[DATA TO USE Boundary: Start]
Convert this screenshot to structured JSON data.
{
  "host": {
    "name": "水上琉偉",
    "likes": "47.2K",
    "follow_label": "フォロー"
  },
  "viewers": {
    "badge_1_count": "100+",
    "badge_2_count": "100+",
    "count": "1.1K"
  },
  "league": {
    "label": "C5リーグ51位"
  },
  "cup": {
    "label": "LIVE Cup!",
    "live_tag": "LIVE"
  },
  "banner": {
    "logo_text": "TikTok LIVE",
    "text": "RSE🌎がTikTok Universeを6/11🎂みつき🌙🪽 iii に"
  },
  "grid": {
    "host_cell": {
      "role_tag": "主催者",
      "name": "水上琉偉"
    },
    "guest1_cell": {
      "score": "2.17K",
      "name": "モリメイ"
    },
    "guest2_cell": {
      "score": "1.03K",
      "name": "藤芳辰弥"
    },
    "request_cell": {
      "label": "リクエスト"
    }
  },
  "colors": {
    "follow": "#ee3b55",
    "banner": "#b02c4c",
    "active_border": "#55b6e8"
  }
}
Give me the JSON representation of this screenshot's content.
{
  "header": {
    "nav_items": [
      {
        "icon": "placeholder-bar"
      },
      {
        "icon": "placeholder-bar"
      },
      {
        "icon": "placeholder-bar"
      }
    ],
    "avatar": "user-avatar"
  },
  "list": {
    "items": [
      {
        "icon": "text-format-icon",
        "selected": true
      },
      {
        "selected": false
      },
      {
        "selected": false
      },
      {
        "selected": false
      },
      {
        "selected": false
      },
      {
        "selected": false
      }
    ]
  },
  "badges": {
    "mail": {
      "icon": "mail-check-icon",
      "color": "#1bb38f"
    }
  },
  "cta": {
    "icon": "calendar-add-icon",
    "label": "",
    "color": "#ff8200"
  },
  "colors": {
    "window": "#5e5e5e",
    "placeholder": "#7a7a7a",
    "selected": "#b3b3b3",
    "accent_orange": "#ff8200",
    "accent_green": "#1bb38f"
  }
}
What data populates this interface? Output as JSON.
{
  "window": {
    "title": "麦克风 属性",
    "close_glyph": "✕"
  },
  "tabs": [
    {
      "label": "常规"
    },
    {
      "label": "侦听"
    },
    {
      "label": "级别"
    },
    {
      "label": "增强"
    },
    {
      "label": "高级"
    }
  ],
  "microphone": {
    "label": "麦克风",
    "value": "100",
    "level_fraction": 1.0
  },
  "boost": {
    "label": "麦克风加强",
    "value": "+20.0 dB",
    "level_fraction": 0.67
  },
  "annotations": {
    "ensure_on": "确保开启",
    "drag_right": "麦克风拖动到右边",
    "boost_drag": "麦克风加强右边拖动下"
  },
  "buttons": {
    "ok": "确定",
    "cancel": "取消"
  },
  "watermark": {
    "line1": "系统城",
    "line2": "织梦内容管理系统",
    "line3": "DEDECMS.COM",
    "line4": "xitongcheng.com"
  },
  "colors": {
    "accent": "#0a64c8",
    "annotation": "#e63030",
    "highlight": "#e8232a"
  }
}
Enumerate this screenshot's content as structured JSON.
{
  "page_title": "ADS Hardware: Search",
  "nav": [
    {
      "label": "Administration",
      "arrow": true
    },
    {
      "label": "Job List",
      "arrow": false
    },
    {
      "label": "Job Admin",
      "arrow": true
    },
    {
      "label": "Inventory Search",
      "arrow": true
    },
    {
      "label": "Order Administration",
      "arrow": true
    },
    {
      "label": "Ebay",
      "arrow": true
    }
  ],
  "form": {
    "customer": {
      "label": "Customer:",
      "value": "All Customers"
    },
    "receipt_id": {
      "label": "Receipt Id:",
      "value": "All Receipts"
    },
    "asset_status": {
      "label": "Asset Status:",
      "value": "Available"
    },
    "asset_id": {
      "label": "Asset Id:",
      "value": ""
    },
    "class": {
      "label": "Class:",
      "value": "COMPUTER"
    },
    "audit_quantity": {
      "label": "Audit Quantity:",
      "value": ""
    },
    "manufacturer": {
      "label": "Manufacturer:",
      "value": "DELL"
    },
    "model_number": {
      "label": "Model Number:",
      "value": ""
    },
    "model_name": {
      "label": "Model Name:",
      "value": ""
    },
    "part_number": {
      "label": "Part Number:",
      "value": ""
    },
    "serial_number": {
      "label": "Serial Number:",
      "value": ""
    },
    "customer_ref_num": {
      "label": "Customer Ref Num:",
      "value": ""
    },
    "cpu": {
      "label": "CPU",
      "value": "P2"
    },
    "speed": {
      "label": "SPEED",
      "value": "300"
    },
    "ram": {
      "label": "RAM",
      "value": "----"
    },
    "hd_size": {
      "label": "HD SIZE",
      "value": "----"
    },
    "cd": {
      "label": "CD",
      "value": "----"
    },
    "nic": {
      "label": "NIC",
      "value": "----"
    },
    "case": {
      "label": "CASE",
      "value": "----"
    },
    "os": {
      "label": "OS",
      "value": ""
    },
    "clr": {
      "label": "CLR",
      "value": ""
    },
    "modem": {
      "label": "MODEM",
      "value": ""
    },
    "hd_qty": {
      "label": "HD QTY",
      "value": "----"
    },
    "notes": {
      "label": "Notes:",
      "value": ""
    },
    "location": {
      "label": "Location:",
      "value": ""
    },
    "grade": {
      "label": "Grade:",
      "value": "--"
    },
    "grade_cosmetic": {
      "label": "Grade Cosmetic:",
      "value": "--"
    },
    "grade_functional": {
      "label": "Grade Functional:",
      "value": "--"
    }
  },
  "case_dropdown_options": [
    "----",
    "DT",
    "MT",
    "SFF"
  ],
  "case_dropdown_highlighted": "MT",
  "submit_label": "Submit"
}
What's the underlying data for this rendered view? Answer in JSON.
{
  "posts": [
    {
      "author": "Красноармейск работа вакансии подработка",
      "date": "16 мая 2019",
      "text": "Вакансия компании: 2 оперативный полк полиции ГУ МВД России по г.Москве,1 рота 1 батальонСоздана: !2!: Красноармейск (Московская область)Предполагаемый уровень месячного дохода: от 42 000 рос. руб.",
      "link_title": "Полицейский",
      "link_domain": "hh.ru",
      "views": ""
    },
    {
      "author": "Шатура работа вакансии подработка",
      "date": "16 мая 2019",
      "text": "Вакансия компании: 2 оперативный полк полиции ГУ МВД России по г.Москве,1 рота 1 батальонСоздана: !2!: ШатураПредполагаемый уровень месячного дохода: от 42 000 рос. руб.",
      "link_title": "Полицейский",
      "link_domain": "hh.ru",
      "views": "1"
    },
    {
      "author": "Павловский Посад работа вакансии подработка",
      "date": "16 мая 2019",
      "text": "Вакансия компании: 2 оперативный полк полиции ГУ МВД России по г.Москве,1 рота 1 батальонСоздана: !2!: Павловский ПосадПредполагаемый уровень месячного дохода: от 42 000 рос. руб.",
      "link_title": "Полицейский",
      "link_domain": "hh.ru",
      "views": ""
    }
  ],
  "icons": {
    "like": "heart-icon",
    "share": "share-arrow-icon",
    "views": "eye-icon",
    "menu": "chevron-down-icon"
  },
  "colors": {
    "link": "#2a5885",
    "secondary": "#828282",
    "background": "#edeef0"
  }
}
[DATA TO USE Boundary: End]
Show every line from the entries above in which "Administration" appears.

      "label": "Administration",
      "label": "Order Administration",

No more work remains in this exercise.